## Aim of the exercise
Which lines in the data below contain the string "title"? Show each one.

- Opening Delimiter -

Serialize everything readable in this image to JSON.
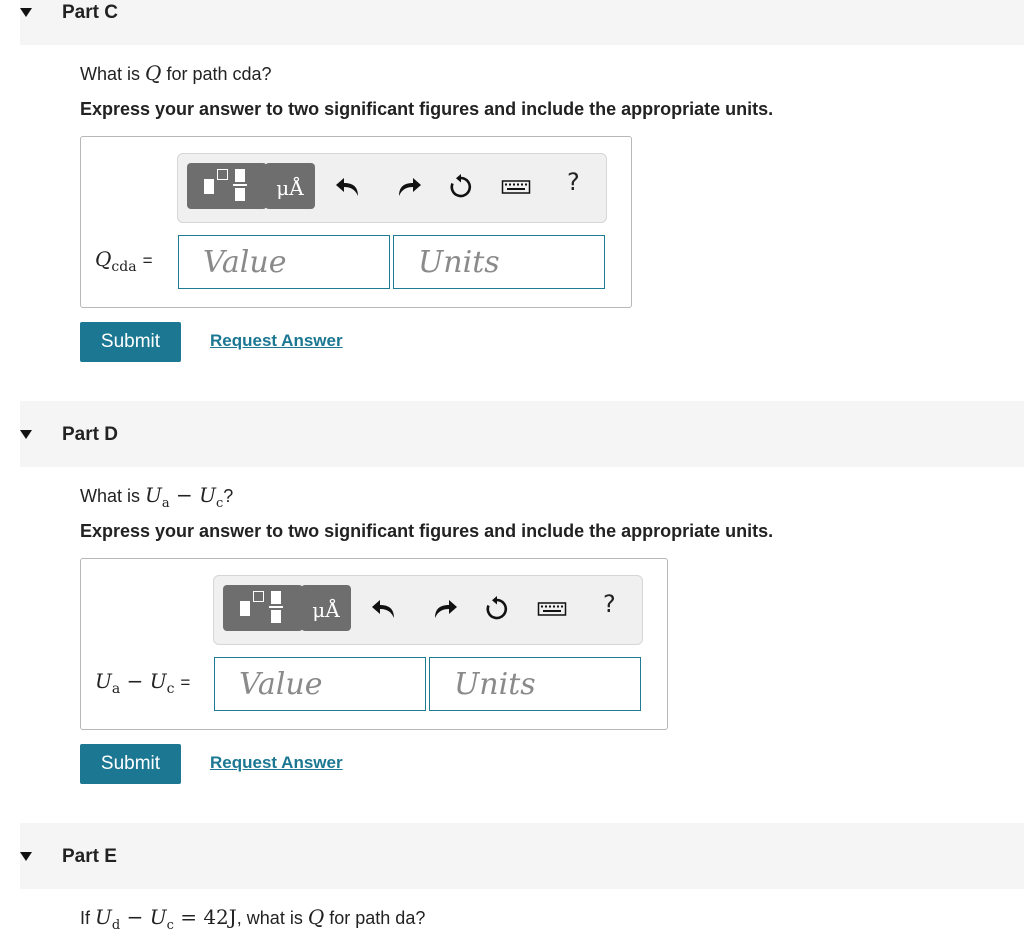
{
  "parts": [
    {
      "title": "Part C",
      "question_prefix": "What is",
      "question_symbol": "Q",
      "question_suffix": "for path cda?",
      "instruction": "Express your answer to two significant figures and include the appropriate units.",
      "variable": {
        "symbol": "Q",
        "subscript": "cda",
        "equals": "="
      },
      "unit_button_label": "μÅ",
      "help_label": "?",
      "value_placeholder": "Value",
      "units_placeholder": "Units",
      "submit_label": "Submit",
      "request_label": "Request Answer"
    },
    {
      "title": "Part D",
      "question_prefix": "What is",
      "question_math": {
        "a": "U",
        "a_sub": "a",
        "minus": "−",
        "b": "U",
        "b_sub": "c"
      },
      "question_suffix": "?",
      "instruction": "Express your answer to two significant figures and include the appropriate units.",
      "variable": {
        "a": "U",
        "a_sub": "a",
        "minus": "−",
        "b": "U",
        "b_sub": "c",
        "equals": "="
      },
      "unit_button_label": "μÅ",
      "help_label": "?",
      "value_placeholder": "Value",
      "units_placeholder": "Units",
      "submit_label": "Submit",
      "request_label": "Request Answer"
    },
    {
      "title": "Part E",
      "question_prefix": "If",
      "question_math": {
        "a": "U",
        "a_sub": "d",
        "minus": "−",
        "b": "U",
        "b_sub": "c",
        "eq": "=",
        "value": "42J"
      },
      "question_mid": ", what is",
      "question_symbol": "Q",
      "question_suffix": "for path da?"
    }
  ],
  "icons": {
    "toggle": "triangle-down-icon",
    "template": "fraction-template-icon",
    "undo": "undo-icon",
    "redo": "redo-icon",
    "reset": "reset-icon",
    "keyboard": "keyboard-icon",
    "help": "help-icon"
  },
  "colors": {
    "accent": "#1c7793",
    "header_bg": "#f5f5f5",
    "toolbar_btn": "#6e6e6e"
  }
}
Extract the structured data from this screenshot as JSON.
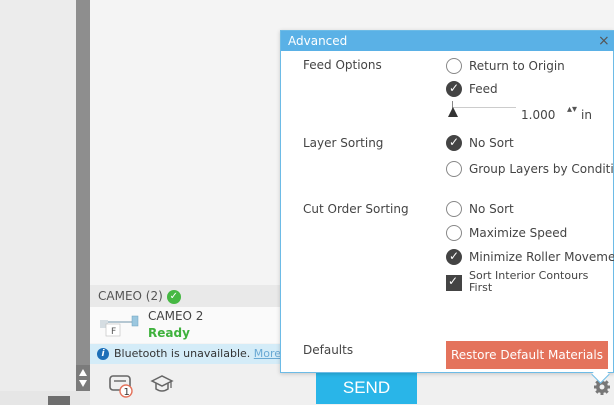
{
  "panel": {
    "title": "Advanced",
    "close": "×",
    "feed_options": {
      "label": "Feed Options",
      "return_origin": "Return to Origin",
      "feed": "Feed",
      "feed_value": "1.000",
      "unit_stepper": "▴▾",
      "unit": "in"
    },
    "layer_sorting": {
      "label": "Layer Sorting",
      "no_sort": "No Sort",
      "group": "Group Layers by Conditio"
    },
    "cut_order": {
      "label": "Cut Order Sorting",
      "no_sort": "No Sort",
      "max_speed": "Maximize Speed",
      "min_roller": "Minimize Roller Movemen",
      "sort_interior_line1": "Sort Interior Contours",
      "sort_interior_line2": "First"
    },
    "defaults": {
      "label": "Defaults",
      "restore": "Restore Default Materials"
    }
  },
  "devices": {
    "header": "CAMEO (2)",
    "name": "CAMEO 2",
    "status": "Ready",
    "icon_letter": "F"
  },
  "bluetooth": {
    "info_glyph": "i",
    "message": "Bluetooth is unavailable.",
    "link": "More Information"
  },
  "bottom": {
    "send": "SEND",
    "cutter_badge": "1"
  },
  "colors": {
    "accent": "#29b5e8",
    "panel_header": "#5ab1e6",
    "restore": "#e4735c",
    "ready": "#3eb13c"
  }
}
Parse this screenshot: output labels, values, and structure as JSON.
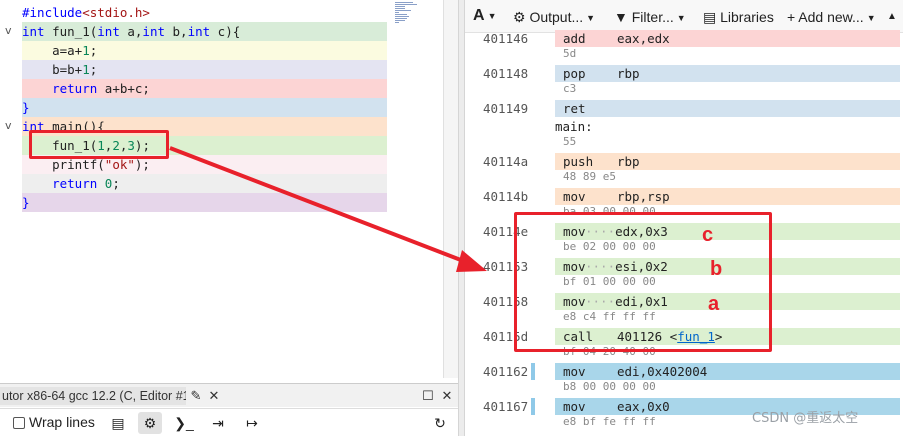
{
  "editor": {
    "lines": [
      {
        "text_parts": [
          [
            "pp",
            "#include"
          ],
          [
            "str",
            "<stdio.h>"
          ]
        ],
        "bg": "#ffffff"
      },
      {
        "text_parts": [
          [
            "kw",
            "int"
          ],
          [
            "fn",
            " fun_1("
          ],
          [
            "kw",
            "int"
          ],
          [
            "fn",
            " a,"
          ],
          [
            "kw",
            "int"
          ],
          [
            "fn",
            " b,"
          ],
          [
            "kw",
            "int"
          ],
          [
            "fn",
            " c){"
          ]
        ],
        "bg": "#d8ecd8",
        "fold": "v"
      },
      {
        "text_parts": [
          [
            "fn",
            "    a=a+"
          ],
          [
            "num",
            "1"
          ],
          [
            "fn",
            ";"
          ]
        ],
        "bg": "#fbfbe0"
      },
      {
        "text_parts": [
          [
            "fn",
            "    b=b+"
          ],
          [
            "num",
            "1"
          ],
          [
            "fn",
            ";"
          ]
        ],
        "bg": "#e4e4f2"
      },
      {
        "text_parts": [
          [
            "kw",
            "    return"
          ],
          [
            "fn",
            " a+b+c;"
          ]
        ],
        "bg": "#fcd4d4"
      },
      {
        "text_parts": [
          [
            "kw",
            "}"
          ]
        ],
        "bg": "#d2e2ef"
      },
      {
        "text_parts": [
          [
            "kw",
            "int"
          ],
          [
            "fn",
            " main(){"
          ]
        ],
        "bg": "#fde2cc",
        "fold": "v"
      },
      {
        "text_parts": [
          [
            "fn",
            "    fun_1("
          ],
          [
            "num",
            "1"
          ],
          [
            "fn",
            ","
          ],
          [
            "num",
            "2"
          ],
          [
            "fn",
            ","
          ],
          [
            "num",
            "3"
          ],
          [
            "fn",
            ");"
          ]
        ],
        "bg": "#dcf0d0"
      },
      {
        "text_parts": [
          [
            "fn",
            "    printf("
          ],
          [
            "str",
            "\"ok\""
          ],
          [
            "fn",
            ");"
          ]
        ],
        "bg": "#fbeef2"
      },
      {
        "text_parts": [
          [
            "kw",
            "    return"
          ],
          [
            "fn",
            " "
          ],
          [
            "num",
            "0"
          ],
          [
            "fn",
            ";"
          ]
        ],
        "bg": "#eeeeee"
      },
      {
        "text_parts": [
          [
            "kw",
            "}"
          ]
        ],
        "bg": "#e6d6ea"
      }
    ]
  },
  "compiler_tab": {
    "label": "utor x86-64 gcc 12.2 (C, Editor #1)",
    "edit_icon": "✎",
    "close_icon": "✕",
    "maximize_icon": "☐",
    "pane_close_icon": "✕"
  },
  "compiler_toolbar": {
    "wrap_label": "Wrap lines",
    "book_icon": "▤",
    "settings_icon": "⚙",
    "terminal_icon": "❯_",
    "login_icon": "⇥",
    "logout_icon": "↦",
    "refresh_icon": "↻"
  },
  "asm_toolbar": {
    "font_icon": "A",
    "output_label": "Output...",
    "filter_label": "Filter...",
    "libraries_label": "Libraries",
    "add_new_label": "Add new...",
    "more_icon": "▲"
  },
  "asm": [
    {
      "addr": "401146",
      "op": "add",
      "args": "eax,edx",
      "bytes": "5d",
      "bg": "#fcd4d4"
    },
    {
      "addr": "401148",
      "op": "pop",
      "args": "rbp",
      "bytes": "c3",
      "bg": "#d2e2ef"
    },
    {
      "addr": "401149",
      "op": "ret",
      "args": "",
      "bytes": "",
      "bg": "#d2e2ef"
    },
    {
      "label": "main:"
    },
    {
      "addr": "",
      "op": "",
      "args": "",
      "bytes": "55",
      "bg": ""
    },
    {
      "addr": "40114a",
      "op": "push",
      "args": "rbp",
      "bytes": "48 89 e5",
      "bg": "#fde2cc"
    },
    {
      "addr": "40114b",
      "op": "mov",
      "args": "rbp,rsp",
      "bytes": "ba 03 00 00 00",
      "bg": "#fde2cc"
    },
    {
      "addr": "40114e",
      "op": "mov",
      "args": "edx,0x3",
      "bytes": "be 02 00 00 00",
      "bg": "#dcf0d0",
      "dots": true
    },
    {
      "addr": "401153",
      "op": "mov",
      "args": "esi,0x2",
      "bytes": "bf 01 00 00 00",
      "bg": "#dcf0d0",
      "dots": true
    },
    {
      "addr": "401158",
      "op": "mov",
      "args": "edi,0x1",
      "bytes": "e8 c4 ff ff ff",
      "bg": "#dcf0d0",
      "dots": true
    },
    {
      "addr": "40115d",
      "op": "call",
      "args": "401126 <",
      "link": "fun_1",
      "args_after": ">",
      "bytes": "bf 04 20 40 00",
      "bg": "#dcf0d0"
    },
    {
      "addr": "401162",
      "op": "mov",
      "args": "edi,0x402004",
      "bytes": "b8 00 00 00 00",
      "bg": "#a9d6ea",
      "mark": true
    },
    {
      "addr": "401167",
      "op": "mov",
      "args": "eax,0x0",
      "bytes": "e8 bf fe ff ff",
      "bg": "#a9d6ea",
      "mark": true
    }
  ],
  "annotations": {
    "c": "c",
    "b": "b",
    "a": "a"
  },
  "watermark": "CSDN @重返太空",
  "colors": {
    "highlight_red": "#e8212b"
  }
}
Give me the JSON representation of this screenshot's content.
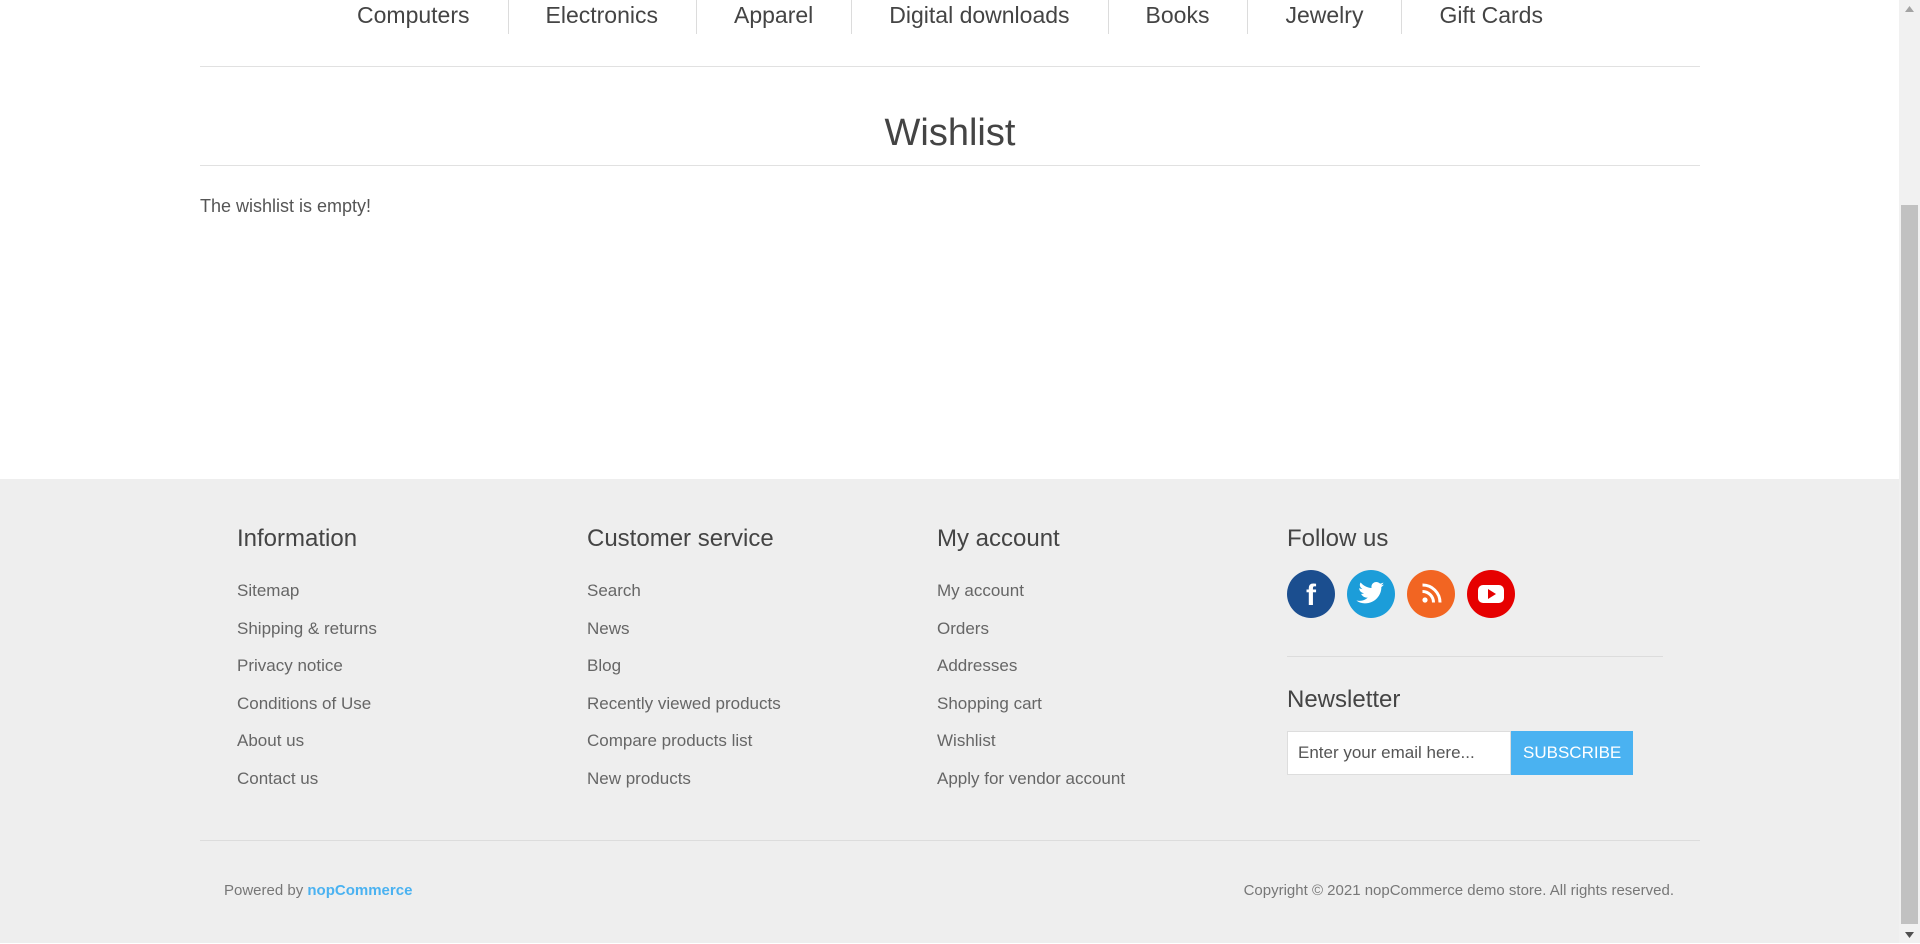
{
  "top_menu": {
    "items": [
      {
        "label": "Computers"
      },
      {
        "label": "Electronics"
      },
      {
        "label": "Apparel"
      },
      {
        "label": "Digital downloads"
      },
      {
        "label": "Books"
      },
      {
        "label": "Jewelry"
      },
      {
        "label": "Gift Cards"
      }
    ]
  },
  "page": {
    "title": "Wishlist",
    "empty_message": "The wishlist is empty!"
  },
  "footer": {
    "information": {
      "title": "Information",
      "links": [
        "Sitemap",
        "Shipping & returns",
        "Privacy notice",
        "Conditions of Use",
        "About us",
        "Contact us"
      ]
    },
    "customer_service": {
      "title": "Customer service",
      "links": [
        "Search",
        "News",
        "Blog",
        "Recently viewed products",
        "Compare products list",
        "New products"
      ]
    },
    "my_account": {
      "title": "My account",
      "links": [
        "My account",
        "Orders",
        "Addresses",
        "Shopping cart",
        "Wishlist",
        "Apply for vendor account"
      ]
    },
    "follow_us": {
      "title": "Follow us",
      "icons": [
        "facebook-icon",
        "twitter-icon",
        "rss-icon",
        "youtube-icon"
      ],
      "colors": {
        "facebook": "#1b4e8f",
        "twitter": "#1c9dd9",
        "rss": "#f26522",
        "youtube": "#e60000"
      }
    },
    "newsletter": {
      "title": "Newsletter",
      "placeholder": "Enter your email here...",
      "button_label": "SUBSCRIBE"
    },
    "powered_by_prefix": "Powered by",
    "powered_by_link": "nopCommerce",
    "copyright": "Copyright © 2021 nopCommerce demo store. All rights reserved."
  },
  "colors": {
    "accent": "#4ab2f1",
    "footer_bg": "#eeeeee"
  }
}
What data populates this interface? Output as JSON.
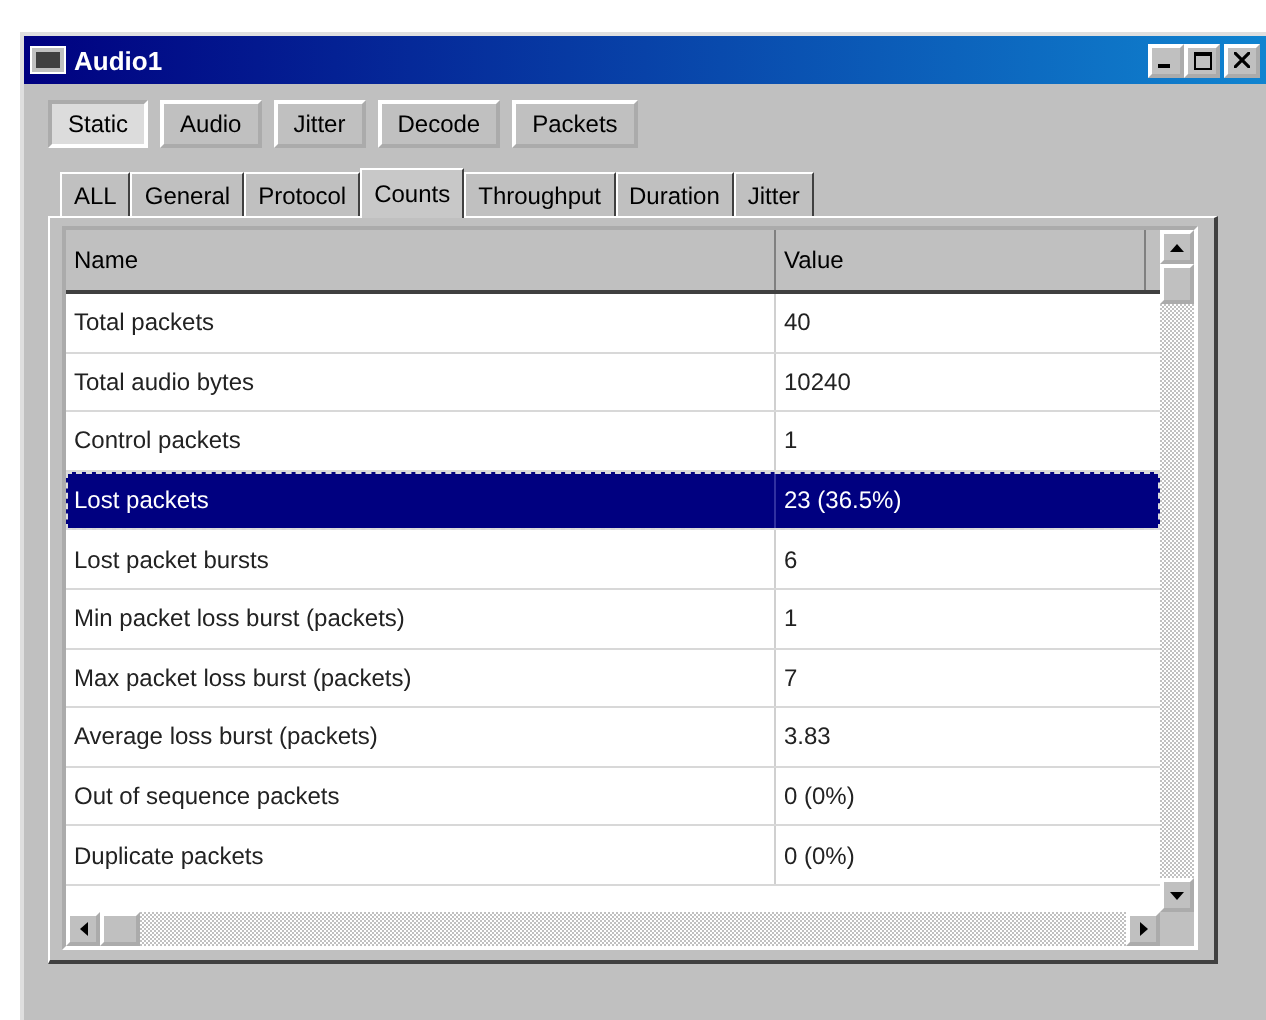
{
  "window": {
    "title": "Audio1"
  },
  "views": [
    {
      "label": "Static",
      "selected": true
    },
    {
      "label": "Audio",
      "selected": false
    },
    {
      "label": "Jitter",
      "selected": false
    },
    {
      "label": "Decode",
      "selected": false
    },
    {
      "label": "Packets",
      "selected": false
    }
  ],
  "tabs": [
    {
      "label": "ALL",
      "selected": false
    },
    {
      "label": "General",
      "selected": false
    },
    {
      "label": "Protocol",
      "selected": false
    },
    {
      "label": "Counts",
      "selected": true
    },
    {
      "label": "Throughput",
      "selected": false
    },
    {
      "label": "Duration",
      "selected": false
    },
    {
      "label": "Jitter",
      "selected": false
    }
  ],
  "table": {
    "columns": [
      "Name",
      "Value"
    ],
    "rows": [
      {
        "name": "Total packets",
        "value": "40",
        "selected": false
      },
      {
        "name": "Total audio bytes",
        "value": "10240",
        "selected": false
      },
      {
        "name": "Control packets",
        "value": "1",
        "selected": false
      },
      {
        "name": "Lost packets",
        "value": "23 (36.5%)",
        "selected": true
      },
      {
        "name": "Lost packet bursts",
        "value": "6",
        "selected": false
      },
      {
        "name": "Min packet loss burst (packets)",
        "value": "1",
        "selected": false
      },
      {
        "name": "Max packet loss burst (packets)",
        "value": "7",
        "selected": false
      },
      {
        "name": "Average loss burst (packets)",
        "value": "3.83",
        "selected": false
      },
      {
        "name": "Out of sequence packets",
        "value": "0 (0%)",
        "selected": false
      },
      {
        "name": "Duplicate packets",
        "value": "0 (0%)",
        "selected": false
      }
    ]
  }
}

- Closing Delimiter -

## Answer to this task
      "title": "Part C",
      "title": "Part D",
      "title": "Part E",
    "title": "Advanced",
    "title": "Wishlist",
      "title": "Information",
      "title": "Customer service",
      "title": "My account",
      "title": "Follow us",
      "title": "Newsletter",
    "title": "Audio1"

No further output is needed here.